In April 2005, Energy Secretary Samuel Bodman asked the National Coal Council (NCC) to conduct a study and prepare a report identifying the challenges and opportunities for more fully exploiting US domestic coal resources. The first volume of the report is now in, and proposes an eight-point aggressive expansion of the use of coal via “BTU conversion” for transportation and energy needs.
The chair of the report Study Group is Gregory Boyce, CEO of Peabody Energy—the world’s largest private-sector coal company, with 2005 sales of 240 million tons of coal and $4.6 billion in revenues. Its coal products fuel approximately 10% of all US and 3% of worldwide electricity.
Boyce has begun promoting the NCC eight primary recommendations, outlining them in a 12 April speech to the Industrial Energy Consumers of America (IECA). The eight primary recommendations are:
A massive expansion of Coal-to-Liquids Processing to produce 2.6 million barrels of coal liquids (fuels and chemicals) per day. Production at that level would meet approximately 10% of US petroleum demand and consume an additional 475 million tons of coal per year.
To achieve that level of production would, according to Peabody, require the construction of 33 large coal-to-liquids plants. Each plant—with an estimated cost of $6.4 billion—would consume 14.4 million tons of coal per year to produce 80,000 barrels per day of liquid fuel.
Delivering that amount of coal would required expanding coal mining 43% above today’s level. The CTL proposal represents largest single use of expanded coal production of any of the proposals.
Coal for ethanol production. Currently, natural gas, diesel fuel and electricity are used to produce ethanol. The NCC proposes increasing the use of coal for heat and electricity in the production of ethanol to reduce costs and displace oil and natural gas by significant amounts. This would consume an additional 40 million tons of coal per year.
Coal-To-Hydrogen. Development of a fleet of coal-to-hydrogen plants would mean that coal could satisfy at least 10% of the nation’s transportation needs with FreedomCAR efficiencies, according to the NCC study. This application would use an additional 70 million tons of coal per year.
Coal-To-Natural Gas. With conventional natural gas production in decline, gasifying coal to produce methane could displace about 15% of US annual natural gas consumption—the equivalent of 4 trillion cubic feet (Tcf) per year—according to the NCC.
Coal-To-Clean Electricity. Construction of 100 GW of coal-to-clean electricity plants by 2025 would mean that coal would satisfy more than 60% of the expected increase in electricity-generating capacity by using an additional 375 million tons of coal per year.
Expand the mining industry and US transportation infrastructure to accommodate growth in coal production by over 1.3 billion tons per year by 2025.
Invest the required $515 billion by 2025 (present value of $350 billion) to develop an additional 1.3 billion tons of coal per year

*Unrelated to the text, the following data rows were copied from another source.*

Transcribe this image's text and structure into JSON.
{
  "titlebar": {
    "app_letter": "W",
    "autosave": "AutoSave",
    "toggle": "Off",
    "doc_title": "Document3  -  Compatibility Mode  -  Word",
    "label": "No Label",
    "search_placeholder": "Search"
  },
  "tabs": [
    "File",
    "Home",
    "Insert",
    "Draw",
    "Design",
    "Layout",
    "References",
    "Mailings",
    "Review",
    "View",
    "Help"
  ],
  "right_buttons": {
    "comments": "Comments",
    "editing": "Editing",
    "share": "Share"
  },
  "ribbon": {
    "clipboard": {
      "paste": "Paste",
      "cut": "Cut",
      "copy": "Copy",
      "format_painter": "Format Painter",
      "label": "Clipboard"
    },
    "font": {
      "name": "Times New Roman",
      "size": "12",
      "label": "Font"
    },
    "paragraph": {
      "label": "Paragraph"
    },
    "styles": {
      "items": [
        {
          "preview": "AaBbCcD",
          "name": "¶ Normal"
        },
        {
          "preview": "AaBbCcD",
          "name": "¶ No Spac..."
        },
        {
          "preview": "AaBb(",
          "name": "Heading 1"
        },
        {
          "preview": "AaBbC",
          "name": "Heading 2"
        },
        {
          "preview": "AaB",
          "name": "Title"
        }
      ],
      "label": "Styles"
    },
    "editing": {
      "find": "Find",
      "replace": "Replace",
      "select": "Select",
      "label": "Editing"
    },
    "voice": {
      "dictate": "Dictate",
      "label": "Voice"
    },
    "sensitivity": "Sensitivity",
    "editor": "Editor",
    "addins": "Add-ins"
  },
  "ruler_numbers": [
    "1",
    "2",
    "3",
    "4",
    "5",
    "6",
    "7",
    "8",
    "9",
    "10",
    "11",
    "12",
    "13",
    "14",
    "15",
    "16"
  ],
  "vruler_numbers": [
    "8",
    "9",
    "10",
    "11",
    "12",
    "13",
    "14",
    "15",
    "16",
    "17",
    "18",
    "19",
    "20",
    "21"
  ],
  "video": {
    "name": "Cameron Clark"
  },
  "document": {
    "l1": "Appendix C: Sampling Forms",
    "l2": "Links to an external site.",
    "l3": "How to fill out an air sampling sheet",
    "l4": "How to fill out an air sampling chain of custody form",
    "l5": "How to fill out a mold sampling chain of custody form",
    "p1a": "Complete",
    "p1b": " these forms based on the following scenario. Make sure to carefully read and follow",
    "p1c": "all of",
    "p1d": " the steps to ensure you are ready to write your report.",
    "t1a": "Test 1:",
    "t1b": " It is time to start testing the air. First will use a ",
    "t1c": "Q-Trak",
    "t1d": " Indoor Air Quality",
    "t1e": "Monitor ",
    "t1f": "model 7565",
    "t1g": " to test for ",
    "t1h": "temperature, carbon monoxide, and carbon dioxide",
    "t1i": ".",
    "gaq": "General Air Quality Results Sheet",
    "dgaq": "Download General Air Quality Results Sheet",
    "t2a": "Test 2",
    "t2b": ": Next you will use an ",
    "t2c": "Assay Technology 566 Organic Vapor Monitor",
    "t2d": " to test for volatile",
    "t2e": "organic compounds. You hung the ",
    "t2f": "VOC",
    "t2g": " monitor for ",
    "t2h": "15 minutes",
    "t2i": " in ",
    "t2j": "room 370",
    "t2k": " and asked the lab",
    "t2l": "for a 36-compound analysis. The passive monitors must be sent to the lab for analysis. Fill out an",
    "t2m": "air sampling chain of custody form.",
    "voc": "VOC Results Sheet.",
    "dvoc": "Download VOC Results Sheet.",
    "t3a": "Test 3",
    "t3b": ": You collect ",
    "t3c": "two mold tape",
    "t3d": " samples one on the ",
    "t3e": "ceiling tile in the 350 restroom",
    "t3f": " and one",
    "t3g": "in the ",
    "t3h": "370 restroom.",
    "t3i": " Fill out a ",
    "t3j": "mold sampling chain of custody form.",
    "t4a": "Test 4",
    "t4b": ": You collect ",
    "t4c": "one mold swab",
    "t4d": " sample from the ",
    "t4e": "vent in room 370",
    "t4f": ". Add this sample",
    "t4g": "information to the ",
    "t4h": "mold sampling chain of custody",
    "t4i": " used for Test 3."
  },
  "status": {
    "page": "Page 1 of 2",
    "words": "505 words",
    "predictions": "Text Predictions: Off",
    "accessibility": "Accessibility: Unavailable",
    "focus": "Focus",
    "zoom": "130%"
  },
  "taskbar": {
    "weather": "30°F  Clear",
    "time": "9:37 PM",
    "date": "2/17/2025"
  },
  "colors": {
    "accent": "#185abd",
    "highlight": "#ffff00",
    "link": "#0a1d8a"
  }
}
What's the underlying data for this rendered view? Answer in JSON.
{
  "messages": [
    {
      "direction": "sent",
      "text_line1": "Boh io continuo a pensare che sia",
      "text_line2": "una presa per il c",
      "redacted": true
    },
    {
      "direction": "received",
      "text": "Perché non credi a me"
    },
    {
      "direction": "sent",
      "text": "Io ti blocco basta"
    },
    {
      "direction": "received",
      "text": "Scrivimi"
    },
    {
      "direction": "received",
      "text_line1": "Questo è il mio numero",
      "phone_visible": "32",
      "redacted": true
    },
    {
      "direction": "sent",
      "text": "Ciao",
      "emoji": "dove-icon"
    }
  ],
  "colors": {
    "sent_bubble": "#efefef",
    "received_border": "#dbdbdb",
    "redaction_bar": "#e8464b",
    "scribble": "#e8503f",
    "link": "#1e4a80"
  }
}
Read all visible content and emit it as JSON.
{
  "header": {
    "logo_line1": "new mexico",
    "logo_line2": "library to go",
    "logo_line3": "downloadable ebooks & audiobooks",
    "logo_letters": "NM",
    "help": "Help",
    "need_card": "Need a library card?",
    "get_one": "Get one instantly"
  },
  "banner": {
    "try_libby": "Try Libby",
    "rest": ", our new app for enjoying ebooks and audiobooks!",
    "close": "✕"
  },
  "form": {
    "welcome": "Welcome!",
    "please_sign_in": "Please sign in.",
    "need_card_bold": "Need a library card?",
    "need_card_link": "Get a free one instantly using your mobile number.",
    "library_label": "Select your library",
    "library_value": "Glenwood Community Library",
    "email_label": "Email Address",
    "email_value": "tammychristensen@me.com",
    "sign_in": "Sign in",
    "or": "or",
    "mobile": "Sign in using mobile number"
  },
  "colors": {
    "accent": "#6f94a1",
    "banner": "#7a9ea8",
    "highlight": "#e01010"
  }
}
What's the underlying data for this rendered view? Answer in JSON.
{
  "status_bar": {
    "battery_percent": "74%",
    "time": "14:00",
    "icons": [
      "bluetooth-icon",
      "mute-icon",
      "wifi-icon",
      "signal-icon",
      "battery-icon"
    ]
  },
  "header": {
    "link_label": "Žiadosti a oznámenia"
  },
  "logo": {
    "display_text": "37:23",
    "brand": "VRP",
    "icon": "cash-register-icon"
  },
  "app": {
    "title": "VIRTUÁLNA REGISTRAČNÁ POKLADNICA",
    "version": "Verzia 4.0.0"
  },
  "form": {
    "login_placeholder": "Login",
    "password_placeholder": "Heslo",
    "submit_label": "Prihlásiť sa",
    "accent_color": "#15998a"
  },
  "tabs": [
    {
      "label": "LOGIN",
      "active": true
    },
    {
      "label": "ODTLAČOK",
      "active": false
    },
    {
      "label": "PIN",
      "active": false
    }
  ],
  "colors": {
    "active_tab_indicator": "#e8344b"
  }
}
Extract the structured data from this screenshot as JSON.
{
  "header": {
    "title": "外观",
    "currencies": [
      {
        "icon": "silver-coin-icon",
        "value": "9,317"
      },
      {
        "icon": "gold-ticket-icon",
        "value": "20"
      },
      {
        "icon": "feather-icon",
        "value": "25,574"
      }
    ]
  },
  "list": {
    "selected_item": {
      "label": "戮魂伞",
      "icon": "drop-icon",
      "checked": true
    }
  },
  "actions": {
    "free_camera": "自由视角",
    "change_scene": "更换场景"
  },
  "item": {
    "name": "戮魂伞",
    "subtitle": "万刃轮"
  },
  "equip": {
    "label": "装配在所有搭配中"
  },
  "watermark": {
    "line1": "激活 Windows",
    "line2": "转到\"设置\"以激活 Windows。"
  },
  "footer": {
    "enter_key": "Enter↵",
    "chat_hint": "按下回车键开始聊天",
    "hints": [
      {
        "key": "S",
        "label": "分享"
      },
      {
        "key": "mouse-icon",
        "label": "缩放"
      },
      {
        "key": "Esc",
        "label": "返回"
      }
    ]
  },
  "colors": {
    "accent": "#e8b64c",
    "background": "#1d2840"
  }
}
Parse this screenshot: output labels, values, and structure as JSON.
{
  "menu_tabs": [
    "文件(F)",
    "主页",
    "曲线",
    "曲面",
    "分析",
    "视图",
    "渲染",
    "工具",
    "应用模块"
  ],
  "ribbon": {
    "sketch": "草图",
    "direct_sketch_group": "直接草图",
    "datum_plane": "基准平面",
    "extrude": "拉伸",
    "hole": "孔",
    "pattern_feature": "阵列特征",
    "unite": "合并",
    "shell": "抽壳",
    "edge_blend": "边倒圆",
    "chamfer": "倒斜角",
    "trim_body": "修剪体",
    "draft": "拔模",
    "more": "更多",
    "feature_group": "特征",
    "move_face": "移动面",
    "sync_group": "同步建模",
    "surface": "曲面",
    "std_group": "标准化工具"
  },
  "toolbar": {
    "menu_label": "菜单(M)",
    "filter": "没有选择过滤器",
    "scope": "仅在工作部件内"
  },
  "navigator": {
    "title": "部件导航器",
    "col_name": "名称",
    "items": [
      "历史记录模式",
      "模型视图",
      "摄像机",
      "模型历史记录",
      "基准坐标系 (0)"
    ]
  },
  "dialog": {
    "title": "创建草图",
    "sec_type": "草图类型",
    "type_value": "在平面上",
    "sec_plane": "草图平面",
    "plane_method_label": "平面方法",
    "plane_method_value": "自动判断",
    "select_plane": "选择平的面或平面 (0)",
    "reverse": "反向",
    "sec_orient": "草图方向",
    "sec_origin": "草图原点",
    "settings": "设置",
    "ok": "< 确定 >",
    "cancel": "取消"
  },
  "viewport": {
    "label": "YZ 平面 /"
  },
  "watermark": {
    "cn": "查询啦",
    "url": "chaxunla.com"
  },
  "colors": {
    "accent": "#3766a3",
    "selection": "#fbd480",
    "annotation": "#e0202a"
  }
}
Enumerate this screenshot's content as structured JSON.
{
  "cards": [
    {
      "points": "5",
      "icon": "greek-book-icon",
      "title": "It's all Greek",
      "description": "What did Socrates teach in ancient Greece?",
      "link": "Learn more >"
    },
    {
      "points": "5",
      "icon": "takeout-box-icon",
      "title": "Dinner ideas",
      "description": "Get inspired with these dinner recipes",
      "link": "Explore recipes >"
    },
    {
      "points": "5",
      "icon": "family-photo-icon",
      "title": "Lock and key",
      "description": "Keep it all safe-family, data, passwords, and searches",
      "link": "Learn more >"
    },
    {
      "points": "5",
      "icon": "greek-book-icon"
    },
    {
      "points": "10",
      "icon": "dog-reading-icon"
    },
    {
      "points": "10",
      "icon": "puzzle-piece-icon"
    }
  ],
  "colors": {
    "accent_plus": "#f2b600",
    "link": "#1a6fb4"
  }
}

Enhanced Oil and Gas (Coalbed Methane) Recovery via Carbon Capture. The NCC proposes accelerating work on the capture and storage of carbon dioxide thrown off by the various coal processing schemes and its use for enhanced oil recovery and for the production of methane from coalbeds.
|US Indirect (Fischer-Tropsch) CTL Projects Under Consideration in the US|
|State||Developers||Coal type||Capacity (bpd)|
|AZ||Hopi Tribe, Headwaters||Bituminous||10,000–50,000|
|MT||State of Montana||Sub-bit./Lignite||10,000–50,000|
|ND||GRE, NACC, Falkirk, Headwaters||Lignite||10,000–50,000|